* Goal of the exercise *
Scan each line of the entries below for the word "true" and count the ones where it appears. The answer is that number alone.

─── Material provided ───

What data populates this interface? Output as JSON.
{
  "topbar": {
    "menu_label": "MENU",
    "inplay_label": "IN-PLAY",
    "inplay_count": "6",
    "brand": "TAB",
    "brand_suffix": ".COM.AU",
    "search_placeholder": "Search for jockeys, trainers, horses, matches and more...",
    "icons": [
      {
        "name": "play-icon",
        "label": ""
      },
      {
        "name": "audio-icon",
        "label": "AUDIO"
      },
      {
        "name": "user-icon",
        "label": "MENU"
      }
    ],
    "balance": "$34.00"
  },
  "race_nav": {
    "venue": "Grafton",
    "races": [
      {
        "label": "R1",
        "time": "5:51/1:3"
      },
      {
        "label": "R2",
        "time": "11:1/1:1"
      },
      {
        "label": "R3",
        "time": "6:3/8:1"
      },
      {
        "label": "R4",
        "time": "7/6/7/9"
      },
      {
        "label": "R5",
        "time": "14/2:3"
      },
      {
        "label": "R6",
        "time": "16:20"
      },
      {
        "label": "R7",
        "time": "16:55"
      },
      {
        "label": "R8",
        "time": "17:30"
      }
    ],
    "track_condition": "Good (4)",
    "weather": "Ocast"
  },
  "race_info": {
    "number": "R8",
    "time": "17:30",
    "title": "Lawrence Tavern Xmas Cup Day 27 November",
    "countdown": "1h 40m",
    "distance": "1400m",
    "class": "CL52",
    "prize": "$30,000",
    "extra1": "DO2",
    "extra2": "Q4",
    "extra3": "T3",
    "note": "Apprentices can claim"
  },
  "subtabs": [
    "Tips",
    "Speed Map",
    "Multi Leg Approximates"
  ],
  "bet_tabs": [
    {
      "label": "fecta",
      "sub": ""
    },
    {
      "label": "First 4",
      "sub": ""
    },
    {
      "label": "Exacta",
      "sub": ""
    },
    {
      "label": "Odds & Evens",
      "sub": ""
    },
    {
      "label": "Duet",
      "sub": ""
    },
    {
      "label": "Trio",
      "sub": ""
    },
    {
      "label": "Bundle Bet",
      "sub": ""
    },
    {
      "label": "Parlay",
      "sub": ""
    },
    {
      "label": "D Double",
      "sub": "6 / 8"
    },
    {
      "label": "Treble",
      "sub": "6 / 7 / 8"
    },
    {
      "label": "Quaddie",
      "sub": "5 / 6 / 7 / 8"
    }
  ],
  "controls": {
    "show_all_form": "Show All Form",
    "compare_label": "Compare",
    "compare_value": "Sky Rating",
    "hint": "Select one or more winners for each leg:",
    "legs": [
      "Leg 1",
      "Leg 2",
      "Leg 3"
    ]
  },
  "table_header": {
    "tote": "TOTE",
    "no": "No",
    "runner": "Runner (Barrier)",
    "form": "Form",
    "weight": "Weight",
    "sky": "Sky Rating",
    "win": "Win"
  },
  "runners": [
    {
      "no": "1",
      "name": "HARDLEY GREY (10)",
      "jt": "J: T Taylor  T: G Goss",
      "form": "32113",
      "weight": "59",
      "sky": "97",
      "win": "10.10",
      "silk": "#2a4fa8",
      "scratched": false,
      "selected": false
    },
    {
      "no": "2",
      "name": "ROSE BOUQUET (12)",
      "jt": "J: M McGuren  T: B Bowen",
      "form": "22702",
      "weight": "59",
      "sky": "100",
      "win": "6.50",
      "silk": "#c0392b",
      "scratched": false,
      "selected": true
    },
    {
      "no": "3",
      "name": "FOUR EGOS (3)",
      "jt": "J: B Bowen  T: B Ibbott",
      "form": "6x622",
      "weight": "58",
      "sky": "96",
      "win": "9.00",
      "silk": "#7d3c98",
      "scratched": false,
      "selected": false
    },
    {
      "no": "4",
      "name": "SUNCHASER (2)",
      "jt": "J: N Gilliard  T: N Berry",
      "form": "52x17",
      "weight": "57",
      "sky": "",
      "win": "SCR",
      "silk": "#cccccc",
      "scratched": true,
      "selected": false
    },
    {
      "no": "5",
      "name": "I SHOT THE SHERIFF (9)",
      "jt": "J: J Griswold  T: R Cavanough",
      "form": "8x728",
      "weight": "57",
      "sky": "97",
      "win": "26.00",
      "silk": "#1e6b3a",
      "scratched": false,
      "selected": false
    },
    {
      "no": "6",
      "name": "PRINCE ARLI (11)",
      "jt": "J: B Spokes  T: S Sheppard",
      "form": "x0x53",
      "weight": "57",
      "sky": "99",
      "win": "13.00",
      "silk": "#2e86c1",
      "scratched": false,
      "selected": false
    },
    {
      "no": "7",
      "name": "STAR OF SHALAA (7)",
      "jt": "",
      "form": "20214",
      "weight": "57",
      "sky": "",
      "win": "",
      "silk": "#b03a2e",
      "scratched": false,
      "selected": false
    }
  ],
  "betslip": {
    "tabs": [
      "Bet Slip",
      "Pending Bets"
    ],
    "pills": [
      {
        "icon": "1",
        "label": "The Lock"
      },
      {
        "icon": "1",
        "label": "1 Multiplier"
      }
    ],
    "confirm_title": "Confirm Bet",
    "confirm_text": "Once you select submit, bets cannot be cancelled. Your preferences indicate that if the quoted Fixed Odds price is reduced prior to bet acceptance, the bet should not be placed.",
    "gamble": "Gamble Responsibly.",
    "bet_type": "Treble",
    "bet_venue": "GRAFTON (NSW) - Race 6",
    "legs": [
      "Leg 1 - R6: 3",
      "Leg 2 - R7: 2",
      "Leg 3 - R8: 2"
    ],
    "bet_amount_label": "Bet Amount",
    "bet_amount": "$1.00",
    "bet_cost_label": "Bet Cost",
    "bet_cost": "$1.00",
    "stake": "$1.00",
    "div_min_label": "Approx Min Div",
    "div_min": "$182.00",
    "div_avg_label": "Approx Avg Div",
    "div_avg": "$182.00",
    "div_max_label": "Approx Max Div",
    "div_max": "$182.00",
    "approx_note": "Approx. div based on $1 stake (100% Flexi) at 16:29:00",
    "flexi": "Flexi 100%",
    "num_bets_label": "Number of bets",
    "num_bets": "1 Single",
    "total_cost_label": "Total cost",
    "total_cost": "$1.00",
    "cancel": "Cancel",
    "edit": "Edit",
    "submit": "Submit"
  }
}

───
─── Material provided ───

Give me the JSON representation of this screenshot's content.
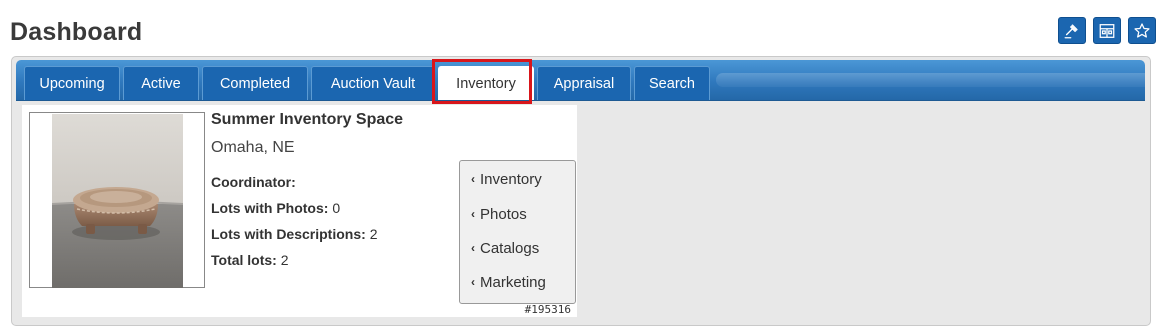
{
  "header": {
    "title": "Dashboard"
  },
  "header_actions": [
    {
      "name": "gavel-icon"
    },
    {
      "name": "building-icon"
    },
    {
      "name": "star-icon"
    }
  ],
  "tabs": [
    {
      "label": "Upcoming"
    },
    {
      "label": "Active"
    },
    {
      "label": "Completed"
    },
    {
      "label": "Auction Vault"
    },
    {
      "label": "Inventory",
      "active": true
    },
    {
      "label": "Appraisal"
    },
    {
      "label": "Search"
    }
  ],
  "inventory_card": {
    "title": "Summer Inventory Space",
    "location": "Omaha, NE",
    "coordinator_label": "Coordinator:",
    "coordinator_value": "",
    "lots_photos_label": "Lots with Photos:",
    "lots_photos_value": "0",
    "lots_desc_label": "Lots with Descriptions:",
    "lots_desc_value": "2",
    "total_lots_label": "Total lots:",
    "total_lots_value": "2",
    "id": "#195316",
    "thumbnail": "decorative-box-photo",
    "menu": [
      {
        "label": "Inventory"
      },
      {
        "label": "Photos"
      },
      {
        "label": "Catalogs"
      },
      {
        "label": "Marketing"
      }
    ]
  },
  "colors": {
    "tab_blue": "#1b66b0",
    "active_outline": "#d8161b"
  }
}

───

* Task output *
3